Springbrook National Park forest life can be categorized into five groups based on the tree genera, soil, geographic settings and rainfall. Mount Cougal, Natural Bridge and the sheltered ravines of Springbrook plateau comprise subtropical rainforest wealth. A tiny growth of near-extinct southern ochrosia Ochrosia moorei also forms part of the subtropical rainforests.
The Plant Life
The higher terrain of the plateau consists of warm and cool temperate rainforest. The former boasts of Lophostemon confertus and Ceratopetalum apetalum in the Canyon region.

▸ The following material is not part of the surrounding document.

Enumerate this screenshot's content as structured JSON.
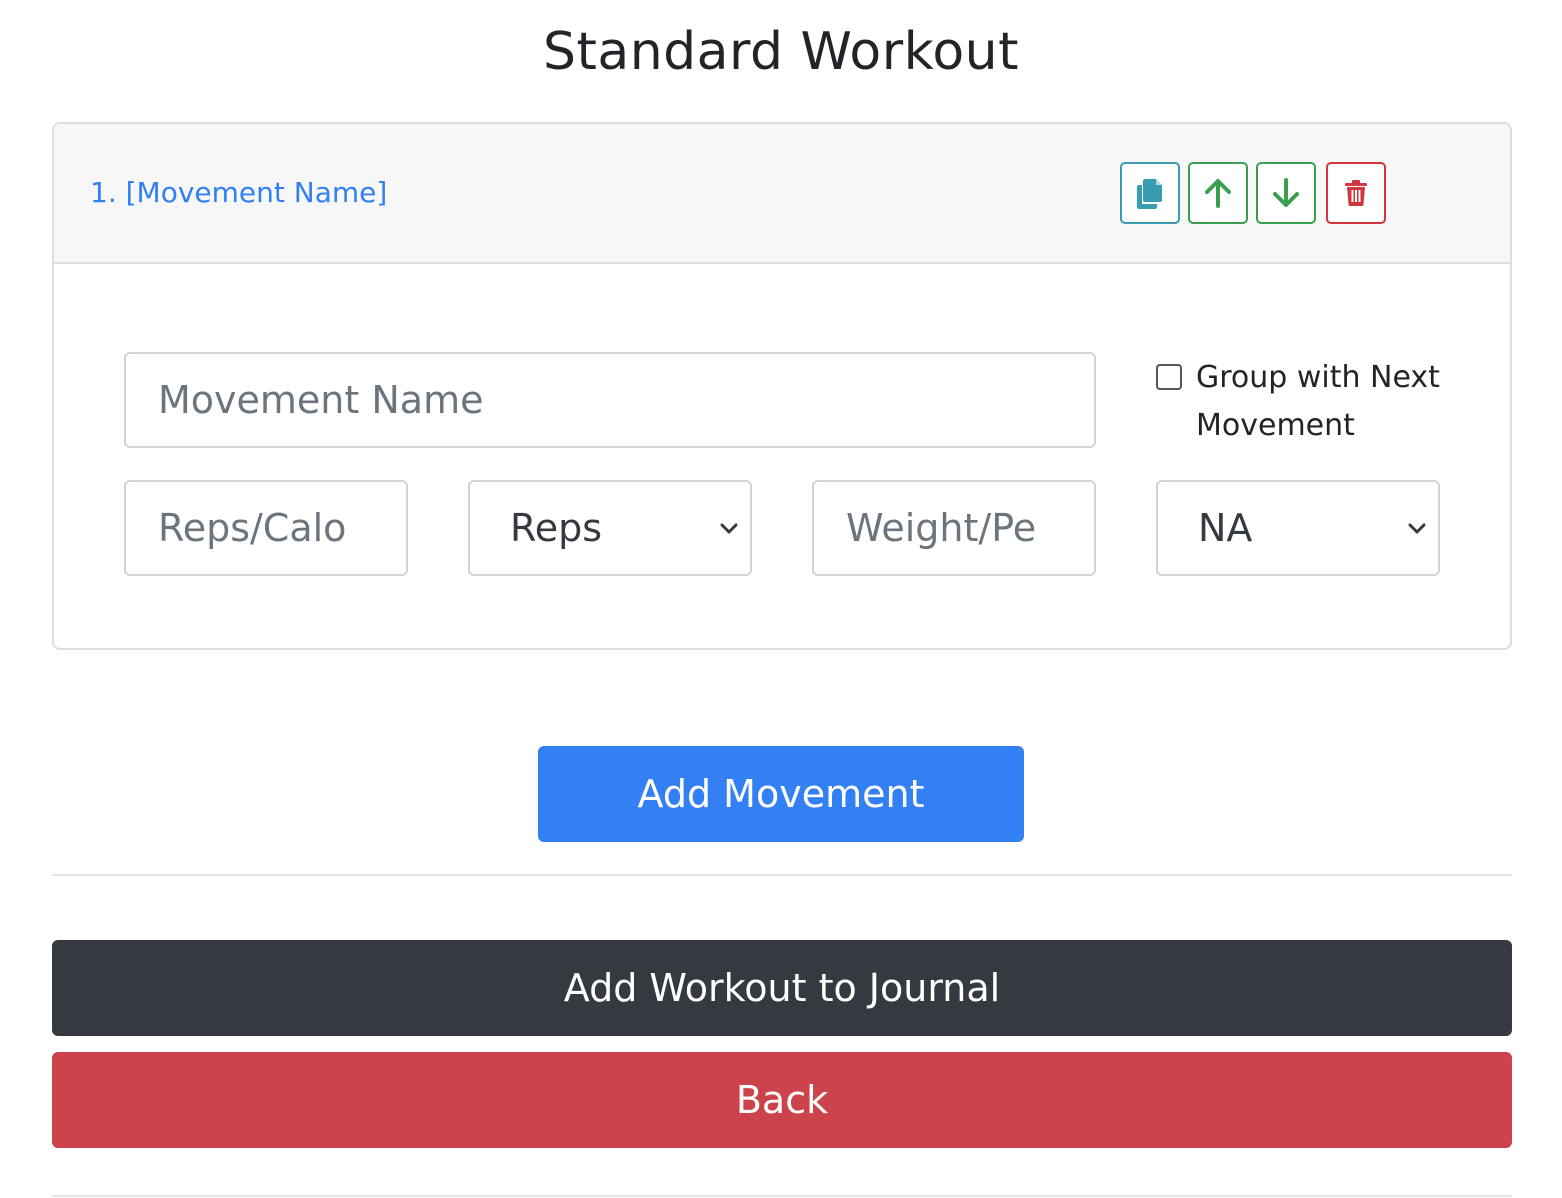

You get to see Nothofagus moorei can be seen only at high altitude now. From the highest point at the cool temperate rainforest known as Best of All, feast your eyes on the oldest trees, some of which are close to 3,000 years. The Springbrook plateau and the Numinbah Valley are also home to two kinds of open eucalypt forest.
The Animal Life
The day visitors enjoy watching pademelons among many mammals inhabiting the park. The night visitors love to see brushtail possum, ringtail possum, and the tiny and evasive sugar glider. The rocky outcrops and rainforests of Springbrook are also home to spotted-tailed quoll, a carnivorous marsupial.
Incredible varieties of bird species, reptiles, and aquatic creatures also form part of the rich animal kingdom of this park.